Surprise demand for mobile TV
Despite bleak predictions from analysts regarding the potential success of mobile TV in SA, research indicates its popularity has boomed in recent months.
However, while demand is on the rise, the technology required to access mobile TV remains out of reach of the consumer.
World Wide Worx MD Arthur Goldstuck notes that the newfound interest in mobile TV offerings was a big surprise in the research firm's 2011 Mobile Consumer Study, as this year's findings have bucked the trend.

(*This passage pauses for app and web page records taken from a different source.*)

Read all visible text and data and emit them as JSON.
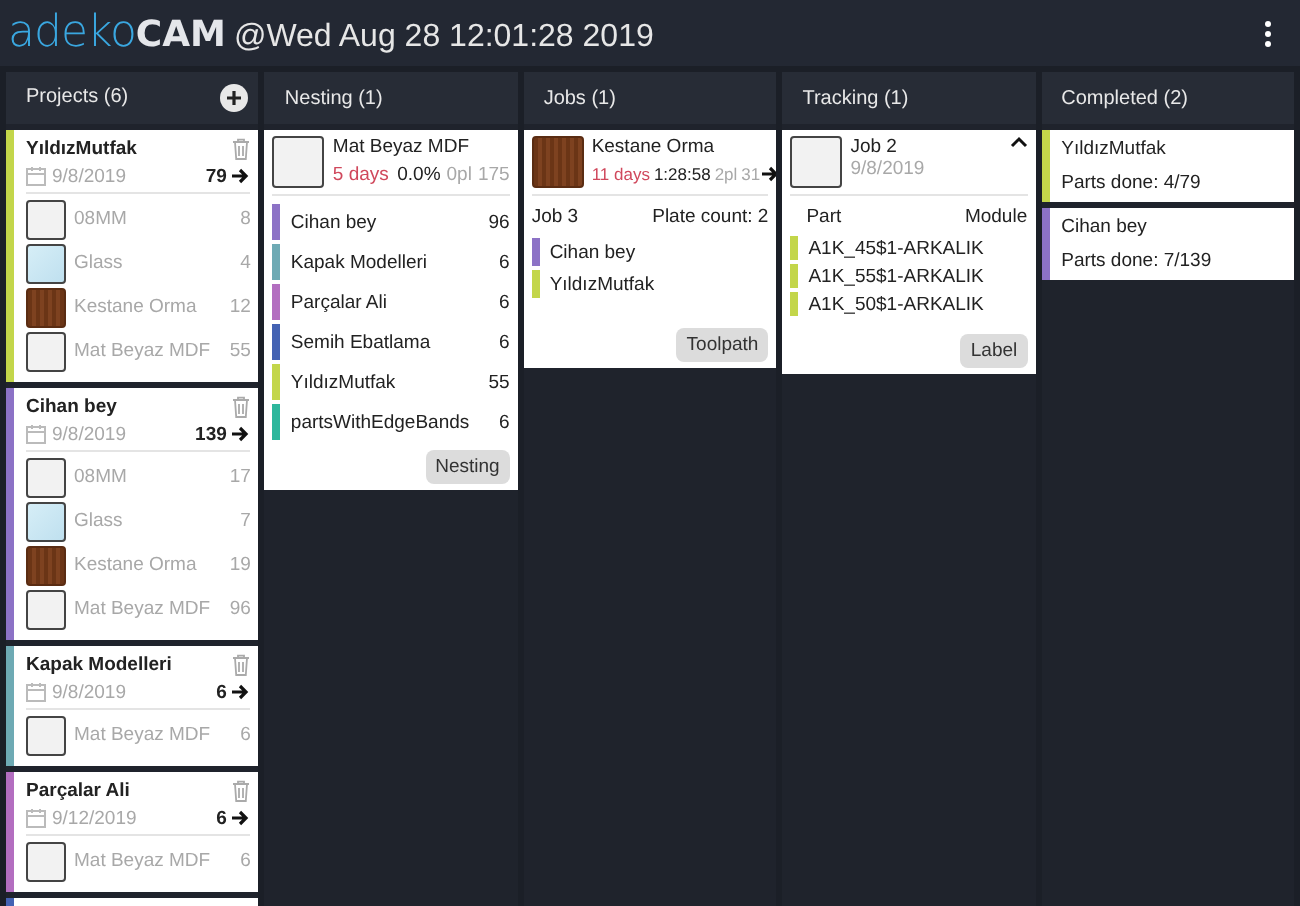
{
  "header": {
    "logo_light": "adeko",
    "logo_bold": "CAM",
    "timestamp": "@Wed Aug 28 12:01:28 2019"
  },
  "projects": {
    "title": "Projects (6)",
    "items": [
      {
        "name": "YıldızMutfak",
        "color": "#c3d64a",
        "date": "9/8/2019",
        "count": "79",
        "materials": [
          {
            "kind": "white",
            "name": "08MM",
            "count": "8"
          },
          {
            "kind": "glass",
            "name": "Glass",
            "count": "4"
          },
          {
            "kind": "wood",
            "name": "Kestane Orma",
            "count": "12"
          },
          {
            "kind": "white",
            "name": "Mat Beyaz MDF",
            "count": "55"
          }
        ]
      },
      {
        "name": "Cihan bey",
        "color": "#8c72c6",
        "date": "9/8/2019",
        "count": "139",
        "materials": [
          {
            "kind": "white",
            "name": "08MM",
            "count": "17"
          },
          {
            "kind": "glass",
            "name": "Glass",
            "count": "7"
          },
          {
            "kind": "wood",
            "name": "Kestane Orma",
            "count": "19"
          },
          {
            "kind": "white",
            "name": "Mat Beyaz MDF",
            "count": "96"
          }
        ]
      },
      {
        "name": "Kapak Modelleri",
        "color": "#6eaab4",
        "date": "9/8/2019",
        "count": "6",
        "materials": [
          {
            "kind": "white",
            "name": "Mat Beyaz MDF",
            "count": "6"
          }
        ]
      },
      {
        "name": "Parçalar Ali",
        "color": "#b36ec0",
        "date": "9/12/2019",
        "count": "6",
        "materials": [
          {
            "kind": "white",
            "name": "Mat Beyaz MDF",
            "count": "6"
          }
        ]
      },
      {
        "color": "#4462b3"
      }
    ]
  },
  "nesting": {
    "title": "Nesting (1)",
    "card": {
      "kind": "white",
      "material": "Mat Beyaz MDF",
      "age": "5 days",
      "percent": "0.0%",
      "plates": "0pl",
      "parts": "175",
      "rows": [
        {
          "name": "Cihan bey",
          "color": "#8c72c6",
          "count": "96"
        },
        {
          "name": "Kapak Modelleri",
          "color": "#6eaab4",
          "count": "6"
        },
        {
          "name": "Parçalar Ali",
          "color": "#b36ec0",
          "count": "6"
        },
        {
          "name": "Semih Ebatlama",
          "color": "#4462b3",
          "count": "6"
        },
        {
          "name": "YıldızMutfak",
          "color": "#c3d64a",
          "count": "55"
        },
        {
          "name": "partsWithEdgeBands",
          "color": "#2db79c",
          "count": "6"
        }
      ],
      "button": "Nesting"
    }
  },
  "jobs": {
    "title": "Jobs (1)",
    "card": {
      "kind": "wood",
      "material": "Kestane Orma",
      "age": "11 days",
      "time": "1:28:58",
      "plates": "2pl",
      "parts": "31",
      "job": "Job 3",
      "plate_count": "Plate count: 2",
      "rows": [
        {
          "name": "Cihan bey",
          "color": "#8c72c6"
        },
        {
          "name": "YıldızMutfak",
          "color": "#c3d64a"
        }
      ],
      "button": "Toolpath"
    }
  },
  "tracking": {
    "title": "Tracking (1)",
    "card": {
      "kind": "white",
      "job": "Job 2",
      "date": "9/8/2019",
      "expanded": true,
      "col_part": "Part",
      "col_module": "Module",
      "parts": [
        {
          "name": "A1K_45$1-ARKALIK",
          "color": "#c3d64a"
        },
        {
          "name": "A1K_55$1-ARKALIK",
          "color": "#c3d64a"
        },
        {
          "name": "A1K_50$1-ARKALIK",
          "color": "#c3d64a"
        }
      ],
      "button": "Label"
    }
  },
  "completed": {
    "title": "Completed (2)",
    "items": [
      {
        "name": "YıldızMutfak",
        "color": "#c3d64a",
        "progress": "Parts done: 4/79"
      },
      {
        "name": "Cihan bey",
        "color": "#8c72c6",
        "progress": "Parts done: 7/139"
      }
    ]
  }
}
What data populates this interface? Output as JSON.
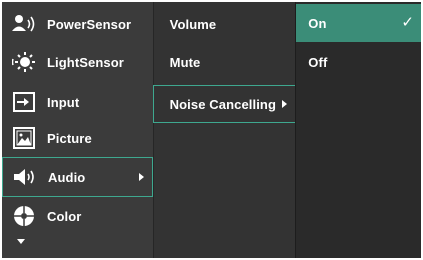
{
  "menu": {
    "items": [
      {
        "label": "PowerSensor",
        "icon": "power-sensor-icon"
      },
      {
        "label": "LightSensor",
        "icon": "light-sensor-icon"
      },
      {
        "label": "Input",
        "icon": "input-icon"
      },
      {
        "label": "Picture",
        "icon": "picture-icon"
      },
      {
        "label": "Audio",
        "icon": "speaker-icon",
        "selected": true
      },
      {
        "label": "Color",
        "icon": "color-icon"
      }
    ]
  },
  "submenu": {
    "items": [
      {
        "label": "Volume"
      },
      {
        "label": "Mute"
      },
      {
        "label": "Noise Cancelling",
        "selected": true
      }
    ]
  },
  "options": {
    "items": [
      {
        "label": "On",
        "active": true
      },
      {
        "label": "Off"
      }
    ]
  },
  "colors": {
    "background": "#3b3b3b",
    "highlight_border": "#3ea88f",
    "active_option": "#3b8d78"
  }
}
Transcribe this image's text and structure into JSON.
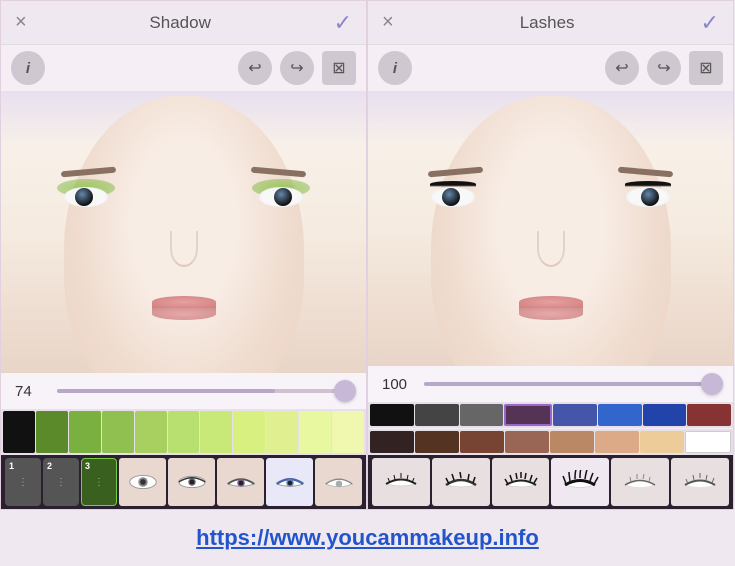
{
  "left_panel": {
    "title": "Shadow",
    "close_label": "×",
    "confirm_label": "✓",
    "toolbar": {
      "info_label": "i",
      "undo_label": "↩",
      "redo_label": "↪",
      "crop_label": "⊠"
    },
    "slider": {
      "value": "74",
      "fill_pct": 74
    },
    "swatches": [
      "#111111",
      "#5a8a2a",
      "#7ab040",
      "#90c050",
      "#a8d060",
      "#b8e070",
      "#c8e878",
      "#d8f080",
      "#e0f090",
      "#e8f8a0",
      "#f0f8b0"
    ],
    "tools": [
      {
        "label": "1",
        "active": false
      },
      {
        "label": "2",
        "active": false
      },
      {
        "label": "3",
        "active": true
      },
      {
        "label": "eye1",
        "active": false
      },
      {
        "label": "eye2",
        "active": false
      },
      {
        "label": "eye3",
        "active": false
      },
      {
        "label": "eye4",
        "active": false
      },
      {
        "label": "eye5",
        "active": false
      }
    ]
  },
  "right_panel": {
    "title": "Lashes",
    "close_label": "×",
    "confirm_label": "✓",
    "toolbar": {
      "info_label": "i",
      "undo_label": "↩",
      "redo_label": "↪",
      "crop_label": "⊠"
    },
    "slider": {
      "value": "100",
      "fill_pct": 100
    },
    "swatches_row1": [
      "#111111",
      "#444444",
      "#666666",
      "#553355",
      "#4455aa",
      "#3366cc",
      "#2244aa",
      "#883333"
    ],
    "swatches_row2": [
      "#332222",
      "#553322",
      "#774433",
      "#996655",
      "#bb8866",
      "#ddaa88",
      "#eecc99",
      "#ffffff"
    ],
    "tools": [
      {
        "label": "lash1",
        "active": false
      },
      {
        "label": "lash2",
        "active": false
      },
      {
        "label": "lash3",
        "active": false
      },
      {
        "label": "lash4",
        "active": false
      },
      {
        "label": "lash5",
        "active": false
      },
      {
        "label": "lash6",
        "active": false
      }
    ]
  },
  "footer": {
    "link_text": "https://www.youcammakeup.info",
    "link_url": "https://www.youcammakeup.info"
  }
}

“In the Mobile Consumer in SA 2011 report, we found that massive appetite for mobile TV had emerged subsequent to the licensing, whereas there had been none for the past four years,” explains Goldstuck.
“The industry has an opportunity to regain the lost momentum that was almost achieved in 2006, when mobile TV was first announced by MTN to coincide with the Fifa World Cup, in Germany. At the time, 12% of the market was saying they would try it. A year later, when neither TV-capable phones nor licences had arrived, this dropped to 1%,” he explains.
However, towards the end of last year, after much controversy, the communications regulator awarded the first mobile TV licences to two successful applicants: MultiChoice and etv.
Shortly after receiving their licences, MultiChoice and etv came to market with DStv Mobile - a joint offering. MultiChoice declined to provide subscribership figures, but noted that uptake was encouraging.
The licences afforded the two applicants access to the spectrum required to broadcast mobile TV over the DVB-H (Digital Video Broadcasting - Handheld) broadcasting format.
With the licences, the broadcasters were able to offer true mobile TV, not to be confused with mobile TV services available in the market, which run on 3G network technology.
At the time, analysts pointed out that the high cost and poor quality of the 3G alternative had set a negative precedent for the future of mobile TV. Moreover, analysts pointed out that mobile TV had not really taken off elsewhere in the world and predicted limited success for the local offerings.
But Goldstuck comments that, six months later, research indicates otherwise.
“Now, with licences issued and marketing campaigns intensifying, our Mobile Consumer in SA 2011 study shows that more than one in 10 respondents are keen to take up mobile TV now, compared with just one in 100 over the past few years,” he states.
“This reinforces a rule we discovered some years ago with WiMax: if there is a technology that is ready, but not available, and its availability is continually delayed, interest dries up. But once the technology becomes available, if it hasn't been superseded, enthusiasm leaps,” explains Goldstuck.
But while enthusiasm might be peaking for mobile TV, DVB-H-enabled devices remain limited.
Users can only access DStv Mobile through cellphones that are enabled for the DVB-H broadcasting format, or through a mobile decoder for WiFi-enabled devices, called the Drifta. However, a Drifta unit will set consumers back R599.
“Viewing TV broadcasts via DVB-H handsets will still be limited by the small number of capable handsets in the market,” argues Goldstuck.
The DVB-H-enabled cellphones available in SA are limited to the Nokia 5330, Nokia N96 and ZTE F900.
DStv says it will extend access from Nokia, Samsung, ZTE, iPhone, iPad, and iPod devices and PCs, to BlackBerry, Android, and series 60 Nokia handsets and Mac computers this year.
The broadcaster concedes that the challenge is to get more lower-end DVB-H-enabled cellphones in the market so that broadcast mobile TV can be more accessible.
Coverage is also limited and currently only available in certain areas: the major centres of Johannesburg, Pretoria, Soweto, Cape Town, Port Elizabeth, Polokwane, Mbombela, Rustenburg, Bloemfontein and Durban.
With so many issues facing strong uptake, Goldstuck maintains that, while early adopters will enjoy the service, no one will use it as a replacement for TV.